==== Available records ====

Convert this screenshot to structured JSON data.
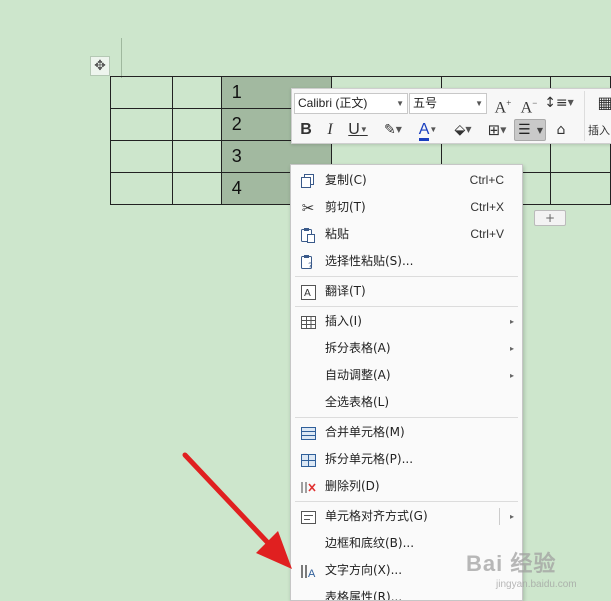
{
  "table": {
    "move_handle_icon": "move-cross-icon",
    "rows": [
      [
        "",
        "",
        "1",
        "",
        "",
        ""
      ],
      [
        "",
        "",
        "2",
        "",
        "",
        ""
      ],
      [
        "",
        "",
        "3",
        "",
        "",
        ""
      ],
      [
        "",
        "",
        "4",
        "",
        "",
        ""
      ]
    ],
    "add_row_label": "+",
    "selection_color": "#a2b9a0"
  },
  "mini_toolbar": {
    "font_name": "Calibri (正文)",
    "font_size": "五号",
    "grow_font": "A",
    "shrink_font": "A",
    "bold": "B",
    "italic": "I",
    "underline": "U",
    "insert_label": "插入"
  },
  "context_menu": {
    "items": [
      {
        "label": "复制(C)",
        "shortcut": "Ctrl+C",
        "icon": "copy-icon"
      },
      {
        "label": "剪切(T)",
        "shortcut": "Ctrl+X",
        "icon": "scissors-icon"
      },
      {
        "label": "粘贴",
        "shortcut": "Ctrl+V",
        "icon": "paste-icon"
      },
      {
        "label": "选择性粘贴(S)...",
        "shortcut": "",
        "icon": "paste-special-icon"
      },
      {
        "label": "翻译(T)",
        "shortcut": "",
        "icon": "translate-icon"
      },
      {
        "label": "插入(I)",
        "shortcut": "",
        "icon": "table-insert-icon",
        "submenu": true
      },
      {
        "label": "拆分表格(A)",
        "shortcut": "",
        "submenu": true
      },
      {
        "label": "自动调整(A)",
        "shortcut": "",
        "submenu": true
      },
      {
        "label": "全选表格(L)",
        "shortcut": ""
      },
      {
        "label": "合并单元格(M)",
        "shortcut": "",
        "icon": "merge-cells-icon"
      },
      {
        "label": "拆分单元格(P)...",
        "shortcut": "",
        "icon": "split-cells-icon"
      },
      {
        "label": "删除列(D)",
        "shortcut": "",
        "icon": "delete-column-icon"
      },
      {
        "label": "单元格对齐方式(G)",
        "shortcut": "",
        "icon": "cell-align-icon",
        "submenu": true
      },
      {
        "label": "边框和底纹(B)...",
        "shortcut": ""
      },
      {
        "label": "文字方向(X)...",
        "shortcut": "",
        "icon": "text-direction-icon"
      },
      {
        "label": "表格属性(R)...",
        "shortcut": ""
      }
    ]
  },
  "annotation": {
    "arrow_color": "#e02020"
  },
  "watermark": {
    "main": "Bai 经验",
    "sub": "jingyan.baidu.com"
  }
}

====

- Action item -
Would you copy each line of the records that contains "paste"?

- Response for this exercise -
        "icon": "paste-icon"
        "icon": "paste-special-icon"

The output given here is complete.